Recorded information section start

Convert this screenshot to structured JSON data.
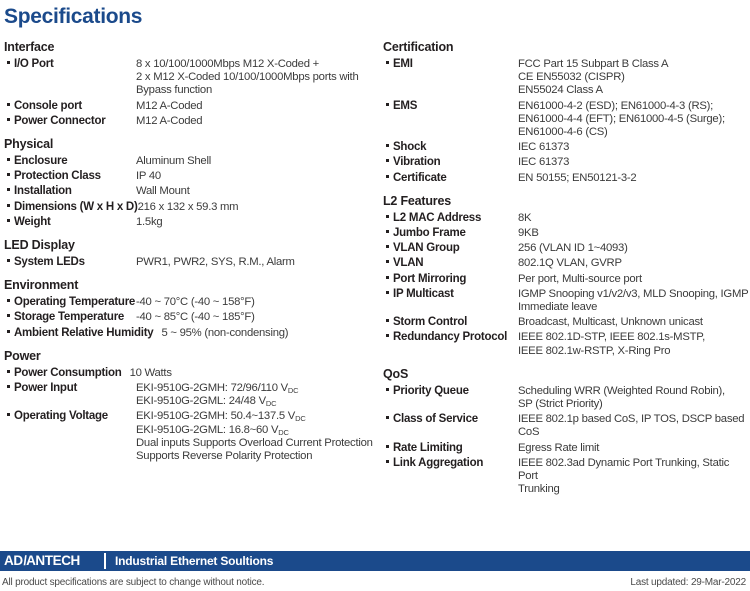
{
  "title": "Specifications",
  "left_column": [
    {
      "section": "Interface",
      "rows": [
        {
          "label": "I/O Port",
          "values": [
            "8 x 10/100/1000Mbps M12 X-Coded +",
            "2 x M12 X-Coded 10/100/1000Mbps ports with",
            "Bypass function"
          ]
        },
        {
          "label": "Console port",
          "values": [
            "M12 A-Coded"
          ]
        },
        {
          "label": "Power Connector",
          "values": [
            "M12 A-Coded"
          ]
        }
      ]
    },
    {
      "section": "Physical",
      "rows": [
        {
          "label": "Enclosure",
          "values": [
            "Aluminum Shell"
          ]
        },
        {
          "label": "Protection Class",
          "values": [
            "IP 40"
          ]
        },
        {
          "label": "Installation",
          "values": [
            "Wall Mount"
          ]
        },
        {
          "label": "Dimensions (W x H x D)",
          "values": [
            "216 x 132 x 59.3 mm"
          ]
        },
        {
          "label": "Weight",
          "values": [
            "1.5kg"
          ]
        }
      ]
    },
    {
      "section": "LED Display",
      "rows": [
        {
          "label": "System LEDs",
          "values": [
            "PWR1, PWR2, SYS, R.M., Alarm"
          ]
        }
      ]
    },
    {
      "section": "Environment",
      "rows": [
        {
          "label": "Operating Temperature",
          "values": [
            "-40 ~ 70°C (-40 ~ 158°F)"
          ]
        },
        {
          "label": "Storage Temperature",
          "values": [
            "-40 ~ 85°C (-40 ~ 185°F)"
          ]
        },
        {
          "label": "Ambient Relative Humidity",
          "wide": true,
          "values": [
            "5 ~ 95% (non-condensing)"
          ]
        }
      ]
    },
    {
      "section": "Power",
      "rows": [
        {
          "label": "Power Consumption",
          "wide": true,
          "values": [
            "10 Watts"
          ]
        },
        {
          "label": "Power Input",
          "values": [
            "EKI-9510G-2GMH: 72/96/110 V|DC",
            "EKI-9510G-2GML: 24/48 V|DC"
          ]
        },
        {
          "label": "Operating Voltage",
          "values": [
            "EKI-9510G-2GMH: 50.4~137.5 V|DC",
            "EKI-9510G-2GML: 16.8~60 V|DC",
            "Dual inputs Supports Overload Current Protection",
            "Supports Reverse Polarity Protection"
          ]
        }
      ]
    }
  ],
  "right_column": [
    {
      "section": "Certification",
      "rows": [
        {
          "label": "EMI",
          "values": [
            "FCC Part 15 Subpart B Class A",
            "CE EN55032 (CISPR)",
            "EN55024 Class A"
          ]
        },
        {
          "label": "EMS",
          "values": [
            "EN61000-4-2 (ESD); EN61000-4-3 (RS);",
            "EN61000-4-4 (EFT); EN61000-4-5 (Surge);",
            "EN61000-4-6 (CS)"
          ]
        },
        {
          "label": "Shock",
          "values": [
            "IEC 61373"
          ]
        },
        {
          "label": "Vibration",
          "values": [
            "IEC 61373"
          ]
        },
        {
          "label": "Certificate",
          "values": [
            "EN 50155; EN50121-3-2"
          ]
        }
      ]
    },
    {
      "section": "L2 Features",
      "rows": [
        {
          "label": "L2 MAC Address",
          "values": [
            "8K"
          ]
        },
        {
          "label": "Jumbo Frame",
          "values": [
            "9KB"
          ]
        },
        {
          "label": "VLAN Group",
          "values": [
            "256 (VLAN ID 1~4093)"
          ]
        },
        {
          "label": "VLAN",
          "values": [
            "802.1Q VLAN, GVRP"
          ]
        },
        {
          "label": "Port Mirroring",
          "values": [
            "Per port, Multi-source port"
          ]
        },
        {
          "label": "IP Multicast",
          "values": [
            "IGMP Snooping v1/v2/v3, MLD Snooping, IGMP",
            "Immediate leave"
          ]
        },
        {
          "label": "Storm Control",
          "values": [
            "Broadcast, Multicast, Unknown unicast"
          ]
        },
        {
          "label": "Redundancy Protocol",
          "values": [
            "IEEE 802.1D-STP, IEEE 802.1s-MSTP,",
            "IEEE 802.1w-RSTP, X-Ring Pro"
          ]
        }
      ]
    },
    {
      "section": "QoS",
      "rows": [
        {
          "label": "Priority Queue",
          "values": [
            "Scheduling WRR (Weighted Round Robin),",
            "SP (Strict Priority)"
          ]
        },
        {
          "label": "Class of Service",
          "values": [
            "IEEE 802.1p based CoS, IP TOS, DSCP based CoS"
          ]
        },
        {
          "label": "Rate Limiting",
          "values": [
            "Egress Rate limit"
          ]
        },
        {
          "label": "Link Aggregation",
          "values": [
            "IEEE 802.3ad Dynamic Port Trunking, Static Port",
            "Trunking"
          ]
        }
      ]
    }
  ],
  "footer": {
    "logo_pre": "AD",
    "logo_slash": "\\",
    "logo_post": "ANTECH",
    "tagline": "Industrial Ethernet Soultions",
    "disclaimer": "All product specifications are subject to change without notice.",
    "last_updated": "Last updated: 29-Mar-2022"
  },
  "colors": {
    "brand_blue": "#1b4a8b",
    "text": "#231f20",
    "value_text": "#3b3b3b"
  }
}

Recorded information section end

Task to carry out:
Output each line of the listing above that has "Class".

Result of the exercise:
          "label": "Protection Class",
            "FCC Part 15 Subpart B Class A",
            "EN55024 Class A"
          "label": "Class of Service",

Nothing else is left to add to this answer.